#### Work required:
If a line in the data holds "title", copy that line out in full.
▽
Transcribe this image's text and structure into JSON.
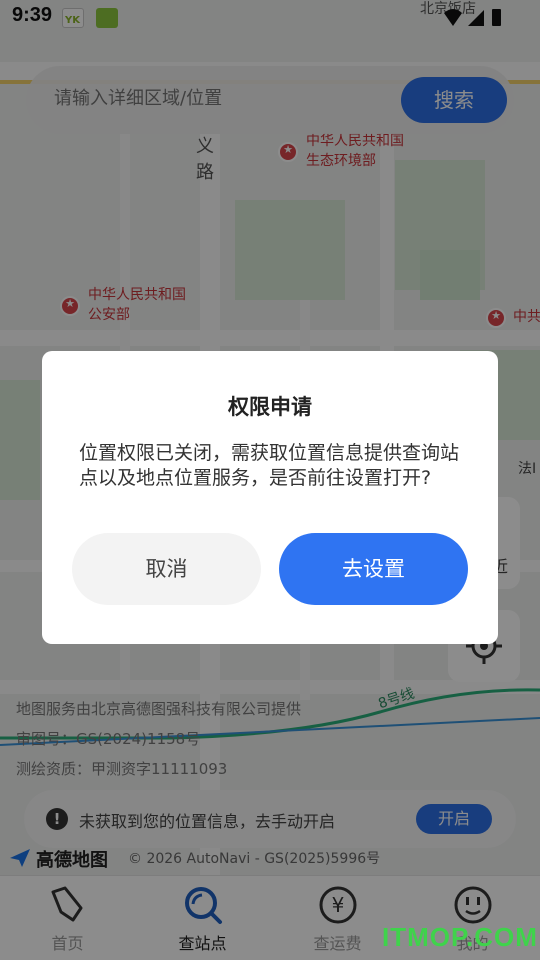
{
  "status_bar": {
    "time": "9:39",
    "icons": [
      "app-yk-icon",
      "app-green-icon",
      "wifi-icon",
      "signal-icon",
      "battery-icon"
    ]
  },
  "search": {
    "placeholder": "请输入详细区域/位置",
    "button_label": "搜索"
  },
  "map": {
    "labels": {
      "road_top": "义",
      "road_bottom": "路",
      "poi_1_line1": "中华人民共和国",
      "poi_1_line2": "生态环境部",
      "poi_2_line1": "中华人民共和国",
      "poi_2_line2": "公安部",
      "poi_3": "中共",
      "poi_4": "法I",
      "poi_top": "北京饭店",
      "line_label": "8号线"
    },
    "credits": {
      "line1": "地图服务由北京高德图强科技有限公司提供",
      "line2": "审图号：GS(2024)1158号",
      "line3": "测绘资质：甲测资字11111093"
    },
    "brand": "高德地图",
    "copyright": "© 2026 AutoNavi - GS(2025)5996号",
    "side_button_label": "近"
  },
  "location_notice": {
    "text": "未获取到您的位置信息，去手动开启",
    "button_label": "开启"
  },
  "dialog": {
    "title": "权限申请",
    "body": "位置权限已关闭，需获取位置信息提供查询站点以及地点位置服务，是否前往设置打开?",
    "cancel_label": "取消",
    "confirm_label": "去设置"
  },
  "tabbar": {
    "tabs": [
      {
        "label": "首页",
        "icon": "home-icon"
      },
      {
        "label": "查站点",
        "icon": "search-station-icon"
      },
      {
        "label": "查运费",
        "icon": "yen-icon"
      },
      {
        "label": "我的",
        "icon": "smiley-icon"
      }
    ],
    "active_index": 1
  },
  "watermark": "ITMOP.COM",
  "colors": {
    "primary": "#2f74f2",
    "overlay": "rgba(0,0,0,0.45)",
    "poi_red": "#d9454b",
    "watermark": "#3fd34b"
  }
}
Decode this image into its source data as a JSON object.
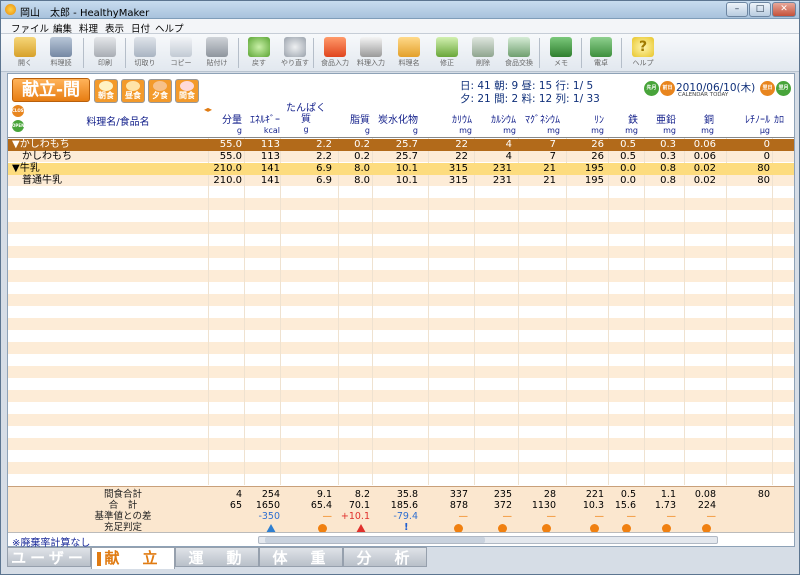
{
  "window": {
    "title": "岡山　太郎 - HealthyMaker"
  },
  "menu": [
    "ファイル",
    "編集",
    "料理",
    "表示",
    "日付",
    "ヘルプ"
  ],
  "toolbar": [
    "開く",
    "料理読",
    "印刷",
    "切取り",
    "コピー",
    "貼付け",
    "戻す",
    "やり直す",
    "食品入力",
    "料理入力",
    "料理名",
    "修正",
    "削除",
    "食品交換",
    "メモ",
    "電卓",
    "ヘルプ"
  ],
  "panel": {
    "title": "献立-間",
    "meals": [
      "朝食",
      "昼食",
      "夕食",
      "間食"
    ],
    "stats": {
      "row1": "日: 41  朝:  9  昼: 15   行:  1/  5",
      "row2": "夕: 21  間:  2  料: 12   列:  1/ 33"
    },
    "date": "2010/06/10(木)",
    "calendar_links": "CALENDAR  TODAY",
    "nav": {
      "prev_month": "先月",
      "prev_day": "前日",
      "next_day": "翌日",
      "next_month": "翌月"
    },
    "close_label": "CLOSE",
    "open_label": "OPEN"
  },
  "columns": {
    "name": "料理名/食品名",
    "nutrients": [
      {
        "label": "分量",
        "unit": "g"
      },
      {
        "label": "ｴﾈﾙｷﾞｰ",
        "unit": "kcal"
      },
      {
        "label": "たんぱく質",
        "unit": "g"
      },
      {
        "label": "脂質",
        "unit": "g"
      },
      {
        "label": "炭水化物",
        "unit": "g"
      },
      {
        "label": "ｶﾘｳﾑ",
        "unit": "mg"
      },
      {
        "label": "ｶﾙｼｳﾑ",
        "unit": "mg"
      },
      {
        "label": "ﾏｸﾞﾈｼｳﾑ",
        "unit": "mg"
      },
      {
        "label": "ﾘﾝ",
        "unit": "mg"
      },
      {
        "label": "鉄",
        "unit": "mg"
      },
      {
        "label": "亜鉛",
        "unit": "mg"
      },
      {
        "label": "銅",
        "unit": "mg"
      },
      {
        "label": "ﾚﾁﾉｰﾙ",
        "unit": "μg"
      },
      {
        "label": "ｶﾛ",
        "unit": ""
      }
    ]
  },
  "rows": [
    {
      "name": "▼かしわもち",
      "kind": "cat1",
      "values": [
        "55.0",
        "113",
        "2.2",
        "0.2",
        "25.7",
        "22",
        "4",
        "7",
        "26",
        "0.5",
        "0.3",
        "0.06",
        "0"
      ]
    },
    {
      "name": "かしわもち",
      "kind": "food",
      "values": [
        "55.0",
        "113",
        "2.2",
        "0.2",
        "25.7",
        "22",
        "4",
        "7",
        "26",
        "0.5",
        "0.3",
        "0.06",
        "0"
      ]
    },
    {
      "name": "▼牛乳",
      "kind": "cat2",
      "values": [
        "210.0",
        "141",
        "6.9",
        "8.0",
        "10.1",
        "315",
        "231",
        "21",
        "195",
        "0.0",
        "0.8",
        "0.02",
        "80"
      ]
    },
    {
      "name": "普通牛乳",
      "kind": "food",
      "values": [
        "210.0",
        "141",
        "6.9",
        "8.0",
        "10.1",
        "315",
        "231",
        "21",
        "195",
        "0.0",
        "0.8",
        "0.02",
        "80"
      ]
    }
  ],
  "summary": {
    "snack_total": {
      "label": "間食合計",
      "values": [
        "4",
        "254",
        "9.1",
        "8.2",
        "35.8",
        "337",
        "235",
        "28",
        "221",
        "0.5",
        "1.1",
        "0.08",
        "80"
      ]
    },
    "total": {
      "label": "合　計",
      "values": [
        "65",
        "1650",
        "65.4",
        "70.1",
        "185.6",
        "878",
        "372",
        "1130",
        "10.3",
        "15.6",
        "1.73",
        "224"
      ]
    },
    "diff": {
      "label": "基準値との差",
      "values": [
        "",
        "-350",
        "—",
        "+10.1",
        "-79.4",
        "—",
        "—",
        "—",
        "—",
        "—",
        "—",
        "—",
        ""
      ]
    },
    "judge": {
      "label": "充足判定",
      "marks": [
        "",
        "up-blue",
        "circle",
        "up-red",
        "bang",
        "circle",
        "circle",
        "circle",
        "circle",
        "circle",
        "circle",
        "circle",
        ""
      ]
    }
  },
  "footer": {
    "waste_note": "※廃棄率計算なし"
  },
  "tabs": [
    "ユーザー",
    "献　立",
    "運　動",
    "体　重",
    "分　析"
  ],
  "active_tab": "献　立",
  "colors": {
    "accent": "#e07b12",
    "cat_row": "#b26a1a",
    "cat_row2": "#fddc7e",
    "stripe": "#fdecd7",
    "header_text": "#111e8a"
  }
}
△
#### Problem solution:
    "title": "权限申请",
    "title": "岡山　太郎 - HealthyMaker"
    "title": "献立-間",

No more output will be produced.